In addition to city cards, which have colours needed to cure diseases and represent the cities on the map, you have event cards – flexible cards which can save you in a pinch and can heavily influence strategy. They don’t take actions to use, so can feel like a super-powered punch, just when you need it the most.

Pandemic is the kind of game that’s easy to play, but hard to play well. Almost anyone, no matter their board game experience level, can get started easily. The more you play, the better you get – and get the satisfaction of taking on harder and harder difficulty scenarios. Soon you’ll end up working out and optimising solutions with friends, and you’ll realise that this planning and strategizing is where the real game happens. It’s all about risk.

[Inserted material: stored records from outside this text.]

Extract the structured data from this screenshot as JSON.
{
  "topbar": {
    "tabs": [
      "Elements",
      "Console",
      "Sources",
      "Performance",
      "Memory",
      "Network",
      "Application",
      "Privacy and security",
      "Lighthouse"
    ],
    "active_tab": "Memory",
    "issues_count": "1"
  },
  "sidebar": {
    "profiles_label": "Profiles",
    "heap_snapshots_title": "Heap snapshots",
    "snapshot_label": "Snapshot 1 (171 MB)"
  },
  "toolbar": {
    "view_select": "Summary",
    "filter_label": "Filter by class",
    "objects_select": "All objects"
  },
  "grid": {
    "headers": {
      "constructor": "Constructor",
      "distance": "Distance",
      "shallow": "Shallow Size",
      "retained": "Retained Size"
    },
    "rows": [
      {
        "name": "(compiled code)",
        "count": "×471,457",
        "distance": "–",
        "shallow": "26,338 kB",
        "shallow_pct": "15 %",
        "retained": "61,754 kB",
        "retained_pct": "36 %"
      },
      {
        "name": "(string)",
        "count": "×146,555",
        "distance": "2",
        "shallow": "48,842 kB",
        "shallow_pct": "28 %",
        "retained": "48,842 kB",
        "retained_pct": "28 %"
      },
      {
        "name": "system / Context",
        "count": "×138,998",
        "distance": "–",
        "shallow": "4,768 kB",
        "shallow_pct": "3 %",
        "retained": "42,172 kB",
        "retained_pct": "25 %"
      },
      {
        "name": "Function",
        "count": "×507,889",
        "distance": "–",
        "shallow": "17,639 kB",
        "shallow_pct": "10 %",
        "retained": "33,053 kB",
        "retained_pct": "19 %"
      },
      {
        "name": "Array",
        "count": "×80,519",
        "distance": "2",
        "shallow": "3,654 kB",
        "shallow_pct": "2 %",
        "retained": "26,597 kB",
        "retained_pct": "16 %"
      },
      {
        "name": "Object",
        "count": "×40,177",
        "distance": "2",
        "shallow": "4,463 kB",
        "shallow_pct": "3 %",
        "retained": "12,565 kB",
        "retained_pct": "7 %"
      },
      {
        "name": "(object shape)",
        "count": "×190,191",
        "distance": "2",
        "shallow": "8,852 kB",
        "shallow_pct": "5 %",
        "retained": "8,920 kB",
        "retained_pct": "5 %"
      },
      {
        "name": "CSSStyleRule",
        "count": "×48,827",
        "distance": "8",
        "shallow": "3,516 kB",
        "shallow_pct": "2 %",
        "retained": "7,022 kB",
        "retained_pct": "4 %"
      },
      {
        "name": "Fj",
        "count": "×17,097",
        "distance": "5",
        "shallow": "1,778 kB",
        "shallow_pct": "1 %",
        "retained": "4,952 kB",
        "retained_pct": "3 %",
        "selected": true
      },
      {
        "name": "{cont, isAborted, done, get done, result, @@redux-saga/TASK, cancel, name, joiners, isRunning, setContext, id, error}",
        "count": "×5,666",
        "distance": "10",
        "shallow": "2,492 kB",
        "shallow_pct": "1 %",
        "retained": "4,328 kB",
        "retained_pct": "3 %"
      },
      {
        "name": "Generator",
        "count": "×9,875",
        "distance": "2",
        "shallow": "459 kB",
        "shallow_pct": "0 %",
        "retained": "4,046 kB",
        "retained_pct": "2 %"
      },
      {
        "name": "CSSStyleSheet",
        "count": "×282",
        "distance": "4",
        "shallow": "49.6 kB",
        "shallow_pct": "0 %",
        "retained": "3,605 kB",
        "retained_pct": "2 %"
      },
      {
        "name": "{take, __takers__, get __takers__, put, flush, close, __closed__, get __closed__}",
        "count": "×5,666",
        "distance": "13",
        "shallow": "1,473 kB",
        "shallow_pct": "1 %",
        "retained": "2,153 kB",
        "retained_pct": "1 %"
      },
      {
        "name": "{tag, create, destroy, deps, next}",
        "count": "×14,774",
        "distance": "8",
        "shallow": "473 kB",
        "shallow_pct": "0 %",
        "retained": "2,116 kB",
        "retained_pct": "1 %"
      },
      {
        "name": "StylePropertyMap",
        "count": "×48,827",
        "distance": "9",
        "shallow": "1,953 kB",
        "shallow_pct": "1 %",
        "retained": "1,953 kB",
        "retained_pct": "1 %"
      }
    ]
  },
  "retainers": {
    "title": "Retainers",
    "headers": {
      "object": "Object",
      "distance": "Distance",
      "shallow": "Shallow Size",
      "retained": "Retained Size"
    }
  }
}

As every different role has a different ability, you can swap out roles to not only test yourself but also to change up gameplay and force yourself to come up with new, creative strategies which you would have never tried before. Because they’re all unique, it means that every player can feel like they’re using their unique trait to be the hero of the hour in various turns and situations throughout the game – meaning everyone can feel like they’re a linchpin in the grander strategy. As the pairing of these can heavily influence strategy, it also does the same from gameplay. As a result, not only do you get randomised games from the setup, but also how you interact with it & follow-on turns through role combinations make every game feel unique.

The only meaningful downside is not with the game itself, but with the players: the more you play the better you get. As small decisions can make big differences, this means that experienced players watching newer players make choices they wouldn’t themselves can be disheartening. As long as you can stop yourself from taking over and dictating the strategy, so that newer players have the chance to enjoy it to the max, then all is fine. Very few people want to play a coop strategy game with one player deciding all the actions!

Final Thoughts

There’s a very good reason Pandemic is recognised as one of the best board games to come out in recent years – not just in the niche of co-op strategy games, but overall. I’d thoroughly recommend giving it a go, and seeing why for yourself. I’ve probably played around 100 games, and will continue to do so.

Zatu Score

Rating

  • Artwork
  • Complexity
  • Replayability
  • Player Interaction
  • Component Quality

You might like

  • It's well-balanced.
  • Great replay-ability.
  • High quality components.

Might not like

  • The deck can be unforgiving and you can lose due to the luck of the draw.
  • Player pawns don't really fit the theme.